“He wrecked my life. I left school at 14 and got through life using drink and drugs.”
– Dee Coles
It would not be unreasonable to ask what difference a year makes; I hope to answer that question here.
Leaving Dee Coles to one side for a moment, there are occasions when a lapse of memory – or even a little exaggeration – may be overlooked or forgiven.
The truth of what did happen will outweigh any ‘discrepancies’ that did not.
(Obviously in cases of quite deliberate deception this ought not apply.)

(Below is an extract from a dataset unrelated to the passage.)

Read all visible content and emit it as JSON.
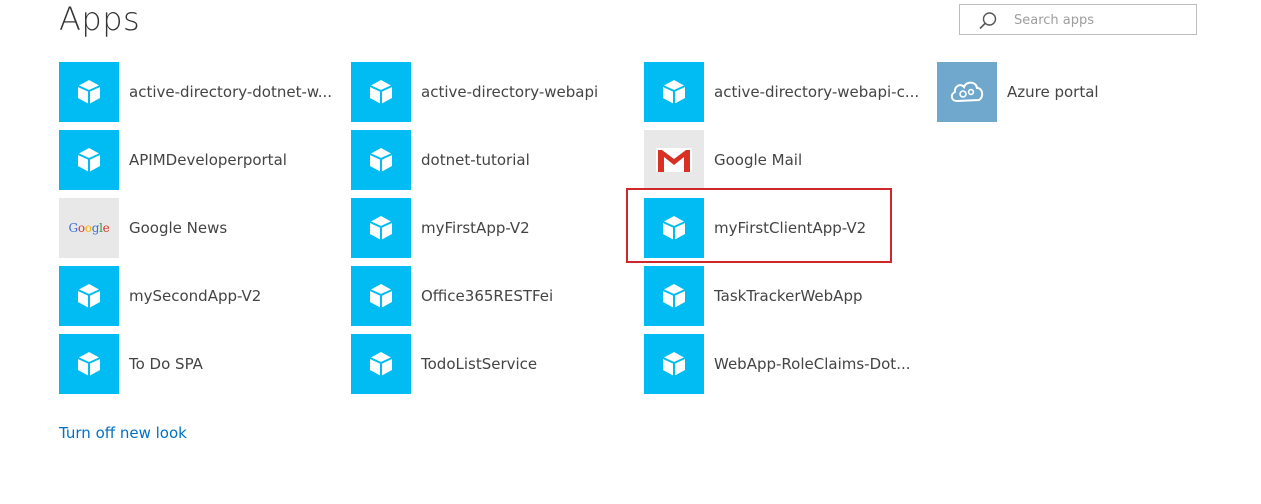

In 2015 – and with the UK in the midst of a full-blown paedophile panic – the Telegraph’s assistant news editor, Bill Gardner, produced a series of “exclusives” with such astonishing titles as ‘Thatcher confidant raped boy and police covered crime up’.
“Now he says he has now decided to come forward again after watching victims of Jimmy Savile telling their stories.” – Bill Gardner in The Telegraph
The articles provide quite precise information: the boy was 14 years old; the year was 1982; the police were immediately involved; and so on.
The alleged victim – whose father is also interviewed – appears in a video with Gardner. There is no good reason for any confusion over basic facts.
“I was never the same after what happened – he ruined my life really. I left school soon afterwards because I lost all my confidence.” – The Victim
The culprit is the long-dead MP Peter Morrison and it is suggested that the venue was the “notorious” Elm Guest House. Some of us groaned. And waited…
The UK’s ongoing Institutional Inquiry into Child Sexual Abuse recently revealed the truth of the matter: the victim was 15 (not 14) and the year was 1983 (not 1982). Given that Elm Guest House closed in 1982 it is quite clear why the year – and therefore also the age – were deliberately changed.
The culprit – tried & convicted – was named; it was not Peter Morrison. Given the short sentence received it might also be wise to question the nature of the offence as reported by Gardner in the Telegraph. Or wiser still to simply ignore Gardner in the Telegraph…
In short, the story was rubbish.
This unconnected case, which nonetheless bears similarities to that of Coles, illustrates clearly why a year may make all the difference: the difference between a story being true, and a story being false.